Taxpayers were assessed gross receipts tax based upon compensation Mrs. Parrel received from performing services as a registered nurse and reported on a Federal Schedule C. Taxpayers argued that the compensation was received as an employee of a home health care agency which was exempt as employee compensation pursuant to section 7-9-17. Mrs. Parrell worked for two home health care agencies at the same time. In both jobs she dispensed medication to patients. The first agency treated her as an employee. The second company, Educare, hired her as an independent contractor and she understood that at the time she accepted the position. It was Mrs. Parrell’s compensation from Educare that was at issue in the protest. Educare provided her with all necessary medical supplied and equipment and a desk in their offices. Mrs. Parrell provided her own uniform and vehicle and was not reimbursed for mileage. Educare paid her by the patient visit and by the hour for her office time and time on call.
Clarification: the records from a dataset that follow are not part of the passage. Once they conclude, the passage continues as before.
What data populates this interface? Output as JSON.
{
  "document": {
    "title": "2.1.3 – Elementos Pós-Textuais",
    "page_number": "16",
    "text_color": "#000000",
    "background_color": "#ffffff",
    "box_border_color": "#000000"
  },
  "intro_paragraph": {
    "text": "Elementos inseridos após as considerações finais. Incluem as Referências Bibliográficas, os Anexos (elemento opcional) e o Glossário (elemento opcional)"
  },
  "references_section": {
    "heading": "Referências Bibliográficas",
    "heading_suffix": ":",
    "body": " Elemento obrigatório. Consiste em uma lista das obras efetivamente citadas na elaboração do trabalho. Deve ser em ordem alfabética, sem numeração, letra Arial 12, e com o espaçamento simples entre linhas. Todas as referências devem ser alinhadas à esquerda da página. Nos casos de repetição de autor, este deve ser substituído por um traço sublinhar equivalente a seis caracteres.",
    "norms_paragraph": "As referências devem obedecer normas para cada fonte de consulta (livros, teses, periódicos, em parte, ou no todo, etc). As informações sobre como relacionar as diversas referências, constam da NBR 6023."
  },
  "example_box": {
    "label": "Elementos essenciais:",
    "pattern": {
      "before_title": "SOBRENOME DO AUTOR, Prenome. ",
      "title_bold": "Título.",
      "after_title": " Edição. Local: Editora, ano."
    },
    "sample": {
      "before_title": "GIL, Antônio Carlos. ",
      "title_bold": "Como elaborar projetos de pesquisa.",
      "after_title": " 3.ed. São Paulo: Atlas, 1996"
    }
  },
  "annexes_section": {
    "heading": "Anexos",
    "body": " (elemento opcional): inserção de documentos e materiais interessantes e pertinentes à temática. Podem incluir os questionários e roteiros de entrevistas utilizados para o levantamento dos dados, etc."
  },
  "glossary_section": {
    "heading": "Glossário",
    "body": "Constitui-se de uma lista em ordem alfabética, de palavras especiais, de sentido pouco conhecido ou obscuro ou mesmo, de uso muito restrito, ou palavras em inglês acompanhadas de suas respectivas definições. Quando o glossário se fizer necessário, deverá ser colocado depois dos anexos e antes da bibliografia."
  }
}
Mrs. Parrell worked out her schedule of patient visits with the other nurse who performed those same duties and informed Educare of her schedule. Although it was a relatively close question, Mrs. Parrell’s knowledge that she was being hired as a contract nurse at the time she accepted the position with Educare as well as the fact that she received some tax benefits from reporting her compensation as self-employment income for federal tax purposes were persuasive in concluding that Mrs. Parrell was not an employee of Educare and was thus not entitled to the exemption found at Section 7-9-17. Protest denied.
Thomas M. and Martha L. Parrell